Special programming for the "Ford's 150" includes a museum exhibition that will return artifacts connected with the events of Lincoln's assassination to the Ford's Theatre campus for the first time since April 1865; an around-the-clock vigil on April 14-15 marking the events of Lincoln's shooting and death; performances of the Society's one-act plays One Destiny and The Road From Appomattox; History on Foot walking tours; a series of free panel discussions featuring historians and scholars; "Remembering Lincoln:" An online collection of personal reactions and artifacts showcasing the response to Abraham Lincoln's death; and more. A full programming schedule will be announced in January 2015.
"Daily at Ford's we seek to honor Lincoln and the tremendous impact his life, leadership and death had on our nation," director Paul R. Tetreault said in a statement. "With next year's season, we will celebrate classic stories of generosity and friendship, and pay tribute to one of our nation's greatest leaders through a vast array of engaging events, lectures, exhibitions and vigils on our campus. We welcome all to learn our national history, celebrate Lincoln's life and be inspired by his vision."
Additionally, Ford's Theatre is committing to a new commissioning initiative, featuring female playwrights. Jessica Dickey, Elaine Romero and Karen Zacarías are the first of many to be commissioned to write plays for upcoming seasons.
"For too long, plays by women have been underrepresented on the American theatre stage," Tetreault said. "Ford's is making a commitment to showcasing women's voices and to developing new plays that explore the American experience and Lincoln's legacy. In addition to participating in the fall 2015 Women's Voices Theatre Festival in Washington, we have commissioned three amazing playwrights to develop work for us."
The season-at-glance follows.
Driving Miss Daisy
Featuring Nancy Robinette and Craig Wallace
By Alfred Uhry
Directed by Jennifer L. Nelson
Sept. 26-Oct. 26
"When Daisy Werthan causes a car wreck, her son hires hard-working chauffer Hoke Colburn to look after her. What begins as a hostile clashing of wills between a stubborn Jewish matriarch and a proud black man evolves into a decades-long friendship as the two navigate Civil Rights-era Atlanta. With humor and heartfelt emotion, Alfred Uhry's Pulitzer Prize-winning play poignantly explores the transformative power of true friendship. Acclaimed Washington stage actors Nancy Robinette and Craig Wallace return to Ford's to perform in this beloved classic."
A Christmas Carol
Edward Gero returns as Scrooge
By Charles Dickens
Adapted by Michael Wilson
Directed by Michael Baron
Nov. 20-Jan. 1, 2015
"The annual Ford's Theatre production of A Christmas Carol has been a Washington tradition for more than 30 years. Join the ghosts of Christmas Past, Present and Future as they lead the miserly Ebenezer Scrooge on a journey of transformation and redemption. Originally conceived by Michael Baron, this music-infused production captures the magic and joy of Dickens's Yuletide classic."

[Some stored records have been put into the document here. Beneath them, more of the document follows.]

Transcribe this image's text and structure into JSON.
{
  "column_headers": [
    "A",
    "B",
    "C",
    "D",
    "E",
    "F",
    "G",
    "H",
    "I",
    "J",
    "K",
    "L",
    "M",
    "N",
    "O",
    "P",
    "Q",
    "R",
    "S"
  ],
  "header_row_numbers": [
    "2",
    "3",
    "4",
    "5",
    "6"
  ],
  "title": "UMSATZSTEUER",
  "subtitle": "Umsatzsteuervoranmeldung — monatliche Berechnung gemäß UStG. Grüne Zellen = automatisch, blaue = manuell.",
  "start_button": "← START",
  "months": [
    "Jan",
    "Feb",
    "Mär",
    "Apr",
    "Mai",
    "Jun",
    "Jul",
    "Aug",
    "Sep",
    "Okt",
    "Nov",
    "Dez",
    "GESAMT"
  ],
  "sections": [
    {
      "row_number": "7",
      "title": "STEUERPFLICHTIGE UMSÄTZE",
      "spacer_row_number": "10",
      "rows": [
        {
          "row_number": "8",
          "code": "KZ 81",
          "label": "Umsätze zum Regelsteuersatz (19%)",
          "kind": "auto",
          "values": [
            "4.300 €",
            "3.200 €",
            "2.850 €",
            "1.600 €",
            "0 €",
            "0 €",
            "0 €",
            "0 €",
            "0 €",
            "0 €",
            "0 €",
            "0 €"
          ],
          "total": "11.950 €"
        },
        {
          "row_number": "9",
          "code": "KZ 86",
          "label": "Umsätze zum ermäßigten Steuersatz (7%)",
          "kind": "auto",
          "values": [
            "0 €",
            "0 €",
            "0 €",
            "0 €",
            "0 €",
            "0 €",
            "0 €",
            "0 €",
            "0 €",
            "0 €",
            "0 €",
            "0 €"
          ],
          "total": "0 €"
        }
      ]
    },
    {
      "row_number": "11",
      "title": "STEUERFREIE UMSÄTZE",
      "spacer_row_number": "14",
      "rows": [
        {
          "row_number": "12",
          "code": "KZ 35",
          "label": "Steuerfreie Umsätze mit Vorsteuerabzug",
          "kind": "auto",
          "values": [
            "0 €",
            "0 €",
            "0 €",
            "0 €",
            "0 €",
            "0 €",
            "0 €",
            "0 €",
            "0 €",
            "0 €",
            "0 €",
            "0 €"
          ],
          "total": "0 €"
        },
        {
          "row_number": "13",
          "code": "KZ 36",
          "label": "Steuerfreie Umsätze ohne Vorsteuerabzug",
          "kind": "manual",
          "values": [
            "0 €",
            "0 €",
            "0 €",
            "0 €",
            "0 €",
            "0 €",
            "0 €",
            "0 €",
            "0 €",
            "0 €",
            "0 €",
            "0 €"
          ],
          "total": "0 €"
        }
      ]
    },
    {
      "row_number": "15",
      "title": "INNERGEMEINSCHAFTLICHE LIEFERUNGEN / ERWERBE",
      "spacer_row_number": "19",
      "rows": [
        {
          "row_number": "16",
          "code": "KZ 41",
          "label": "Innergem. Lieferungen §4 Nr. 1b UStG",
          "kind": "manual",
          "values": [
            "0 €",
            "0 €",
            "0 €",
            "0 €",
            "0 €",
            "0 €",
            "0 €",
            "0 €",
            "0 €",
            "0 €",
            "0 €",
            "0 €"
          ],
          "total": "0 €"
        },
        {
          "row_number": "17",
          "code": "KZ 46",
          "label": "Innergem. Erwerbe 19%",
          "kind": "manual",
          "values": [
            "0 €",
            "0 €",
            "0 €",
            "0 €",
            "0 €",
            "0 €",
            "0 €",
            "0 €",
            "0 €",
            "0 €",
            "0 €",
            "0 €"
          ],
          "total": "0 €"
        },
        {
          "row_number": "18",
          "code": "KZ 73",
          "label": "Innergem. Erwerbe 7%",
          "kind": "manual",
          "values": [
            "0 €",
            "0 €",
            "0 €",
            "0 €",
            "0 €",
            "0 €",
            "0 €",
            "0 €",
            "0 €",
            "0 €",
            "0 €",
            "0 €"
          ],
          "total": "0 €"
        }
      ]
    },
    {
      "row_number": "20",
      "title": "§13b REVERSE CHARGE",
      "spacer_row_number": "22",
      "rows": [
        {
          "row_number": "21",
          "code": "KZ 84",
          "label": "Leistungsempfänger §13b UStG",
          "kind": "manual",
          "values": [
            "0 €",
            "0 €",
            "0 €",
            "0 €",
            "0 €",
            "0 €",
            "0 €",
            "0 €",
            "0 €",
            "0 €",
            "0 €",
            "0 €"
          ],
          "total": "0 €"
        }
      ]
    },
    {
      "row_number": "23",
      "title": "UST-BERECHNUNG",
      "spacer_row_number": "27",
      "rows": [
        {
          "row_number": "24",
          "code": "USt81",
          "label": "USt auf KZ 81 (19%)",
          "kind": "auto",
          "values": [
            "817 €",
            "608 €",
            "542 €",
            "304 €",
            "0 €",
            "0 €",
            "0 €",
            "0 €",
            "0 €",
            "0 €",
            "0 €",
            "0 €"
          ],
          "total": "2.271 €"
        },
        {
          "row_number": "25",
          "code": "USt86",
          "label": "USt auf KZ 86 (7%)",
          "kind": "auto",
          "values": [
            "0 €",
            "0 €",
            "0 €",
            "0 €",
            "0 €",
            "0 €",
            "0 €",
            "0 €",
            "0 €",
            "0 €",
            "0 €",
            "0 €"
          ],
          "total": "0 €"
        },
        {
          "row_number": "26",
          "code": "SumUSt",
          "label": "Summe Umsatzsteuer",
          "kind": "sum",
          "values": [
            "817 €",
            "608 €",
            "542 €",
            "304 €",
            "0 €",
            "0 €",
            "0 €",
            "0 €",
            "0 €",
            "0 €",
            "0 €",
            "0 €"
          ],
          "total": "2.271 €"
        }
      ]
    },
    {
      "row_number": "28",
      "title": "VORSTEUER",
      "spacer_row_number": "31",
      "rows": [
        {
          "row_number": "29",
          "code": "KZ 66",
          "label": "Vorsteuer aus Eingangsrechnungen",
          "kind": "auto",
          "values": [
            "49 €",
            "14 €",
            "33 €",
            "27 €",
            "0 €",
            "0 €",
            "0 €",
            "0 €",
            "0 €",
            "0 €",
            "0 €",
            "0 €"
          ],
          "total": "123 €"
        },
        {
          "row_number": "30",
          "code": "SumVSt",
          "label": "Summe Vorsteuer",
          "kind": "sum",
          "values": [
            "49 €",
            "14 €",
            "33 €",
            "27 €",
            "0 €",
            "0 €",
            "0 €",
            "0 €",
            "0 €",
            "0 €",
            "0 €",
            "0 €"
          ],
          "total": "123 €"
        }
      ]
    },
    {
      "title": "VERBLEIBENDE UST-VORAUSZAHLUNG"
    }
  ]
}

The Widow Lincoln
By James Still
Directed by Stephen Rayne
Jan. 23-Feb. 22
"Ridiculed for her elaborate White House redecorations and extravagant expenditures, Mary Todd Lincoln sparked more controversy than any First Lady before or since. Set during the weeks following Abraham Lincoln's murder at Ford's Theatre, The Widow Lincoln portrays a very human Mary in the aftermath of her husband's death as she mourns the post-war life they will never share. Playwright James Still (The Heavens Are Hung in Black) returns with an emotional drama that explores the tenacious attitudes and heartbreaking grief of the maligned 'Mrs. President.' Ford's Theatre commissioned this world premiere as part of the Ford's 150, a series of events commemorating the 150th anniversary of Lincoln's assassination."
Abraham Lincoln and The Civil War
By Frank Wildhorn, Gregory Boyd and Jack Murphy
Music by Frank Wildhorn
Adapted by Richard Hellesen and Mark Ramont
Directed by Jeff Calhoun
March 13-May 16
"This epic, concert-style musical features the words of Abraham Lincoln and music inspired by those who lived through the Civil War. With rousing music and stirring speeches, the musical evokes the soaring hopes and tragic losses of the real people of Civil War America. Jeff Calhoun (Newsies) returns to direct this lively historical opus. Ford's Theatre is developing this work as part of the Ford's 150, a series of events commemorating the 150th anniversary of Lincoln's assassination."
Visit fords.org for more information.